_GIVEN DATA_:

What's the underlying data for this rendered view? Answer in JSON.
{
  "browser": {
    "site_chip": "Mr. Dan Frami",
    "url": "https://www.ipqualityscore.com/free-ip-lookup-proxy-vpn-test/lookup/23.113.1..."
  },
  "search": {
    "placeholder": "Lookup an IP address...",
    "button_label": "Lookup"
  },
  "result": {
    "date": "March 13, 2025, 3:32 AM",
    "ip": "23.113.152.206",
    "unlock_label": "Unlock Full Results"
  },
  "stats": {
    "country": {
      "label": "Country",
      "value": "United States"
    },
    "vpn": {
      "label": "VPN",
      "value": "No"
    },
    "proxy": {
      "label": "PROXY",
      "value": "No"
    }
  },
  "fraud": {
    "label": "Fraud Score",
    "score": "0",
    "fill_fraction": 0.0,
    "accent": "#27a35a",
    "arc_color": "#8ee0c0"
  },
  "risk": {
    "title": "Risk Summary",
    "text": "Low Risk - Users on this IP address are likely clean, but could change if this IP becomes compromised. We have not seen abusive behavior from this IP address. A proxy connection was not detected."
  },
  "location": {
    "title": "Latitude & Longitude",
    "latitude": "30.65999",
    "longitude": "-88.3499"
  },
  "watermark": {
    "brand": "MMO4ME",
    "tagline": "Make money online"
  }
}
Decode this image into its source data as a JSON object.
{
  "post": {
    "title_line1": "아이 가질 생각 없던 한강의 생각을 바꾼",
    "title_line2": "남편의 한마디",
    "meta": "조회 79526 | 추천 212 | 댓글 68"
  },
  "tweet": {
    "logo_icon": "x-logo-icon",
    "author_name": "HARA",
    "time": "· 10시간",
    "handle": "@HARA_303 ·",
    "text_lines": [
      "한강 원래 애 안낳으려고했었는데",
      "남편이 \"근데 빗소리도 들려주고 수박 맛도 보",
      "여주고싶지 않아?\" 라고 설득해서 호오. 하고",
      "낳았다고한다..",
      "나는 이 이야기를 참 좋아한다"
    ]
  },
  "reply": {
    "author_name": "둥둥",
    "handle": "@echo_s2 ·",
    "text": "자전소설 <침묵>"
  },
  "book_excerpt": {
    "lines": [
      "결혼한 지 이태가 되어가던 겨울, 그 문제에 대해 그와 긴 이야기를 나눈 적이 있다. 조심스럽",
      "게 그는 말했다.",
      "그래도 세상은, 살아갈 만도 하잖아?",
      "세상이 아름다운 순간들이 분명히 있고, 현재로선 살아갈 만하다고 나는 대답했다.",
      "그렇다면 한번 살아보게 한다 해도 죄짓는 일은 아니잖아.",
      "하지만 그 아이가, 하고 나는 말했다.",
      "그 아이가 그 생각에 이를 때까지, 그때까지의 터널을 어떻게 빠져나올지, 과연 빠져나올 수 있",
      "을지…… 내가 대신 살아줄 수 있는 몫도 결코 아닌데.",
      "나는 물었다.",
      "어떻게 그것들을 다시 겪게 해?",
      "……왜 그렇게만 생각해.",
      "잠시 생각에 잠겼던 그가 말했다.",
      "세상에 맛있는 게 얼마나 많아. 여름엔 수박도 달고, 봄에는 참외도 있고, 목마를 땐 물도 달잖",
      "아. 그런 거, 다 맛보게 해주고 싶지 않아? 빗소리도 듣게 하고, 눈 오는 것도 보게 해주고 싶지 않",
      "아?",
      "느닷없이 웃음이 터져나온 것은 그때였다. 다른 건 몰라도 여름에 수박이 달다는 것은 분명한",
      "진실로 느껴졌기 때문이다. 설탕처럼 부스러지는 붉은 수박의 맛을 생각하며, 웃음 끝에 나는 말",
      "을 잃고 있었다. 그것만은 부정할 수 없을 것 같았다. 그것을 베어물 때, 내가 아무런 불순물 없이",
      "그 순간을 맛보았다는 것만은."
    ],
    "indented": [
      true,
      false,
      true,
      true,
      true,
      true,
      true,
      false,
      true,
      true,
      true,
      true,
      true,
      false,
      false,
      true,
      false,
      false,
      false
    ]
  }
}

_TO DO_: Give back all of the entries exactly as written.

_SOLUTION_:
What's the underlying data for this rendered view? Answer in JSON.
{
  "browser": {
    "site_chip": "Mr. Dan Frami",
    "url": "https://www.ipqualityscore.com/free-ip-lookup-proxy-vpn-test/lookup/23.113.1..."
  },
  "search": {
    "placeholder": "Lookup an IP address...",
    "button_label": "Lookup"
  },
  "result": {
    "date": "March 13, 2025, 3:32 AM",
    "ip": "23.113.152.206",
    "unlock_label": "Unlock Full Results"
  },
  "stats": {
    "country": {
      "label": "Country",
      "value": "United States"
    },
    "vpn": {
      "label": "VPN",
      "value": "No"
    },
    "proxy": {
      "label": "PROXY",
      "value": "No"
    }
  },
  "fraud": {
    "label": "Fraud Score",
    "score": "0",
    "fill_fraction": 0.0,
    "accent": "#27a35a",
    "arc_color": "#8ee0c0"
  },
  "risk": {
    "title": "Risk Summary",
    "text": "Low Risk - Users on this IP address are likely clean, but could change if this IP becomes compromised. We have not seen abusive behavior from this IP address. A proxy connection was not detected."
  },
  "location": {
    "title": "Latitude & Longitude",
    "latitude": "30.65999",
    "longitude": "-88.3499"
  },
  "watermark": {
    "brand": "MMO4ME",
    "tagline": "Make money online"
  }
}
Decode this image into its source data as a JSON object.
{
  "post": {
    "title_line1": "아이 가질 생각 없던 한강의 생각을 바꾼",
    "title_line2": "남편의 한마디",
    "meta": "조회 79526 | 추천 212 | 댓글 68"
  },
  "tweet": {
    "logo_icon": "x-logo-icon",
    "author_name": "HARA",
    "time": "· 10시간",
    "handle": "@HARA_303 ·",
    "text_lines": [
      "한강 원래 애 안낳으려고했었는데",
      "남편이 \"근데 빗소리도 들려주고 수박 맛도 보",
      "여주고싶지 않아?\" 라고 설득해서 호오. 하고",
      "낳았다고한다..",
      "나는 이 이야기를 참 좋아한다"
    ]
  },
  "reply": {
    "author_name": "둥둥",
    "handle": "@echo_s2 ·",
    "text": "자전소설 <침묵>"
  },
  "book_excerpt": {
    "lines": [
      "결혼한 지 이태가 되어가던 겨울, 그 문제에 대해 그와 긴 이야기를 나눈 적이 있다. 조심스럽",
      "게 그는 말했다.",
      "그래도 세상은, 살아갈 만도 하잖아?",
      "세상이 아름다운 순간들이 분명히 있고, 현재로선 살아갈 만하다고 나는 대답했다.",
      "그렇다면 한번 살아보게 한다 해도 죄짓는 일은 아니잖아.",
      "하지만 그 아이가, 하고 나는 말했다.",
      "그 아이가 그 생각에 이를 때까지, 그때까지의 터널을 어떻게 빠져나올지, 과연 빠져나올 수 있",
      "을지…… 내가 대신 살아줄 수 있는 몫도 결코 아닌데.",
      "나는 물었다.",
      "어떻게 그것들을 다시 겪게 해?",
      "……왜 그렇게만 생각해.",
      "잠시 생각에 잠겼던 그가 말했다.",
      "세상에 맛있는 게 얼마나 많아. 여름엔 수박도 달고, 봄에는 참외도 있고, 목마를 땐 물도 달잖",
      "아. 그런 거, 다 맛보게 해주고 싶지 않아? 빗소리도 듣게 하고, 눈 오는 것도 보게 해주고 싶지 않",
      "아?",
      "느닷없이 웃음이 터져나온 것은 그때였다. 다른 건 몰라도 여름에 수박이 달다는 것은 분명한",
      "진실로 느껴졌기 때문이다. 설탕처럼 부스러지는 붉은 수박의 맛을 생각하며, 웃음 끝에 나는 말",
      "을 잃고 있었다. 그것만은 부정할 수 없을 것 같았다. 그것을 베어물 때, 내가 아무런 불순물 없이",
      "그 순간을 맛보았다는 것만은."
    ],
    "indented": [
      true,
      false,
      true,
      true,
      true,
      true,
      true,
      false,
      true,
      true,
      true,
      true,
      true,
      false,
      false,
      true,
      false,
      false,
      false
    ]
  }
}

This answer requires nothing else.